If I were to look over past posts, I would likely see several about the Heart of the Beast Theater's annual May Day parade. We don't have Mardi Gras, but we have May Day, and especially in times like these, there's something magical about being with a group of people experiencing May Day together. This year, more than ever, its diversity and range of ages represented really struck me. Long live May Day!

It was also a weekend of other community-building. Beatrix's art is included in this year's ArtWalk in downtown Saint Paul, so there was a small reception at the Ordway for that (and I DO mean *small,* but it was fun.) Her art is up at the Starbucks across from Subtext on 5th Street through June 4, if you want to check it out.

After that, her Norwegian dance troop danced at the Festival of Nations. They did a great job, and as we walked through the displays and food hall afterwards, lots of people had questions about the dance and her bunad.

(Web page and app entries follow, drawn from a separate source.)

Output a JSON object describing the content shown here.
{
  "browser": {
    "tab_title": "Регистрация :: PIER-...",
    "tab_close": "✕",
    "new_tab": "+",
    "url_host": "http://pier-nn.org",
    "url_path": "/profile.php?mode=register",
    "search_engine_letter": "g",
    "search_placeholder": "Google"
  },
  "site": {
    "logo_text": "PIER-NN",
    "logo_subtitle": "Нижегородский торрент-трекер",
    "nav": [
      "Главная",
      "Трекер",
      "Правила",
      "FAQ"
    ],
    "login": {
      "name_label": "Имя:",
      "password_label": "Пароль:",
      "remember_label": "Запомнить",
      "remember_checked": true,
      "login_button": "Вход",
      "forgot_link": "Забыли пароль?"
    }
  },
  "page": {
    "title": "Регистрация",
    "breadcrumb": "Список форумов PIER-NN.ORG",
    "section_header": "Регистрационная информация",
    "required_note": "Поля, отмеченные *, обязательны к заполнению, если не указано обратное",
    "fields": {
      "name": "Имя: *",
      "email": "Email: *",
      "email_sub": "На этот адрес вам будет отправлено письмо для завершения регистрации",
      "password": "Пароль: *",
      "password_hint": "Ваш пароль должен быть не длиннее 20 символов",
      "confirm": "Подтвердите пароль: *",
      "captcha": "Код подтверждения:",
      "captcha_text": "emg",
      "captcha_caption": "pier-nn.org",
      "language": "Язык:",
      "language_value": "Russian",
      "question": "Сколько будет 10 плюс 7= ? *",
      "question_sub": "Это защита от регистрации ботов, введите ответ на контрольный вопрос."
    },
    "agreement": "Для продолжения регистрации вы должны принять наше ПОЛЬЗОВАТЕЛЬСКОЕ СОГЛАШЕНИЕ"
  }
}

Last night I was able to attend the fantastic Wilson Webb show opening at IFP Minnesota. I know I'm biased, but our recent shows have been hitting it out of the park. You should definitely go see it. After that, we headed over to some friends for "slipper club," a night of loungewear and relaxation.

We fit in some other events, like a family photoshoot and a baby shower, and even a walk with the dogs. It's finally spring!

Friday, May 5, 2017

Your Values, Your Kid

Lately Beatrix and I have been having a lot of discussions around the term "Smash the Patriarchy!" It started with what "patriarchy" is, and then why you would want to smash it, and then into greater depth. Quite honestly, it's an easier thing to discuss in abstract than the specifics of why Congress would want to eliminate healthcare as we know it for all Americans.

She's not 100% on board, but she kind of likes the idea and we discuss why it's important to me. She's a thoughtful kid, and doesn't want to hurt anyone's feelings, and so she doesn't want the patriarchy to feel bad. I can accept that — for now. But I want her to keep thinking about it.

I don't remember having these kinds of discussions with my parents. I certainly saw them live their values, and so I grew to them. To this day, I share my mother's view that hypocrisy is the worst possible sin. And I got a great supportive email from my dad today after he saw me featured in an editorial. But my fierceness about issues came early on (I know those reading this who knew me in high school would agree), and as far as I can recall, sprung fully formed like Athena from Zeus. I don't think of this as unusual — philosophy, as far as I knew it from my friends, was for Philosophy Club, not necessarily the dinner table. I'm not even sure my mother read my senior thesis, but I know that she and I did not debate the complexities of Helene Cixous vs. Luce Irigaray.

Which was all to say the I don't know how this will turn out. But I like debating these things with her, and I feel, now more than ever, it's an important thing to do.